The question of last active major leaguer to appear in R.B.I. Baseball, though, depends a little on what standard you use. Roger Clemens, on Boston's roster in this game, pitched his final regular season game on Sept. 16, 2007. Julio Franco, on the game's American League all-star roster, played his final major league game the very next day. But Clemens did appear in the 2007 postseason. Franco is popularly assumed to be the last man standing from this roster. I think it's at least a tie, if not Clemens' title outright.
Finally, I offer:
The forerunner to today's NCAA Football series by EA Sports, College Football USA '96 was renamed from Bill Walsh College Football and was the first in the series to feature every Division I-A team, plus real bowl games. While players on this roster did not appear under their own names, as I and many others have said, this is a fig leaf to get around the NCAA's amateurism requirements.
There are about 20 players whose NFL careers began between 1996 and 1999 (thus would have been playing when this game released) who are still active. I found two playing under their college numbers at their positions in College Football USA '96: Tennessee's Peyton Manning and Texas' Phil Dawson. Though Manning came back from a neck injury to lead Denver to a 13-3 record with the NFL's best completion percentage, I'll put my money on a kicker.
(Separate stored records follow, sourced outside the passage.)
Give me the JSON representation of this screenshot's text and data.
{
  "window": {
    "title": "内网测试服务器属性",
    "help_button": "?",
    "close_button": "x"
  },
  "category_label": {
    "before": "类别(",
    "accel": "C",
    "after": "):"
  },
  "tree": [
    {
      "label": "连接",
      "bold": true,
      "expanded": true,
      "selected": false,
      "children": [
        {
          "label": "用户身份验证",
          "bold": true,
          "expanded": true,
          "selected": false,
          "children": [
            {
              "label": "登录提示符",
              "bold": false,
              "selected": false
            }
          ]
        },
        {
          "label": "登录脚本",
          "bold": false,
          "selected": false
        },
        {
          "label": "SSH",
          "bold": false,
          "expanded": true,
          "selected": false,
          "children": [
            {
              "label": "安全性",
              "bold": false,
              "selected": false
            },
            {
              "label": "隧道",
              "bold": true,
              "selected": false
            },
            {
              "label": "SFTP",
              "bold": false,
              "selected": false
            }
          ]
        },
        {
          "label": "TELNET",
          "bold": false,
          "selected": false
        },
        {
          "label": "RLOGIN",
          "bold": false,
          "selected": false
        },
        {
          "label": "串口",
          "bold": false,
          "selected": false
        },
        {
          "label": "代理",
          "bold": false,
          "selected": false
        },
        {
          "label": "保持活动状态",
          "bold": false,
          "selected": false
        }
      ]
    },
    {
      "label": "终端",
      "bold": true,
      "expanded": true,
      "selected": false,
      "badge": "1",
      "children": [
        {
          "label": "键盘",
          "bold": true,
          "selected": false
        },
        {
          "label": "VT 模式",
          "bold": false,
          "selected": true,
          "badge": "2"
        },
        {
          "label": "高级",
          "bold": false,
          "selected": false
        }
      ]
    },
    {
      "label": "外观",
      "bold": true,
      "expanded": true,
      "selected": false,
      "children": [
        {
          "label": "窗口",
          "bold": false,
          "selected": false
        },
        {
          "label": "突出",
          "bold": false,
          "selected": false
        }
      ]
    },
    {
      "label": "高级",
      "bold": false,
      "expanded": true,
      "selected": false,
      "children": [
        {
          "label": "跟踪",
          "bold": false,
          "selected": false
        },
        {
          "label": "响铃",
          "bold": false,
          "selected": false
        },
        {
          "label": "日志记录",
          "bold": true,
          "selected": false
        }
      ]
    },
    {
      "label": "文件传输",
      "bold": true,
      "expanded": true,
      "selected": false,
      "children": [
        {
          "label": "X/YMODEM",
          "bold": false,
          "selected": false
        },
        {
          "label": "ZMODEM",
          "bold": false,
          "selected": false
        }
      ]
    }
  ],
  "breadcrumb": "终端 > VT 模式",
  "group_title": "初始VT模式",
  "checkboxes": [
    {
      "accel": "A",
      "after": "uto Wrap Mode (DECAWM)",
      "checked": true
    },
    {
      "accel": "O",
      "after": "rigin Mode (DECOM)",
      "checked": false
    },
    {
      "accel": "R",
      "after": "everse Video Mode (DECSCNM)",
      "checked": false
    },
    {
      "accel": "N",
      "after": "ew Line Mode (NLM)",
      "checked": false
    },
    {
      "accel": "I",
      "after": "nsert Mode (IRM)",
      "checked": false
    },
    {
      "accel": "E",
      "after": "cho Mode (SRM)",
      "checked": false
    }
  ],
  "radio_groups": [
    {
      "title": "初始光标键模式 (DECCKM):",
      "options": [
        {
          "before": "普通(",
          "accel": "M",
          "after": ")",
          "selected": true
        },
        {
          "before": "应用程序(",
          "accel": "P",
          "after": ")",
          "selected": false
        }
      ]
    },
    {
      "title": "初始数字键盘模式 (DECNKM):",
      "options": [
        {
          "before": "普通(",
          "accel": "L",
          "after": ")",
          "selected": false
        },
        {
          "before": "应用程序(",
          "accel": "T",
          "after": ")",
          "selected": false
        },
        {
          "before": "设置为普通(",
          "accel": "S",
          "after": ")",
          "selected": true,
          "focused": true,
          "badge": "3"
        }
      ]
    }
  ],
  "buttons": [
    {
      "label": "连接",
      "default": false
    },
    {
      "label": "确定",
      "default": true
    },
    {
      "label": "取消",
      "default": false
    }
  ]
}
They're the true survivors of the NFL.
Last year, Dawson was perfect on all 13 attempts from 40 yards or more, and he just signed with the San Francisco 49ers, too.
But it wouldn't surprise me to see him end his career kicking for the Eagles.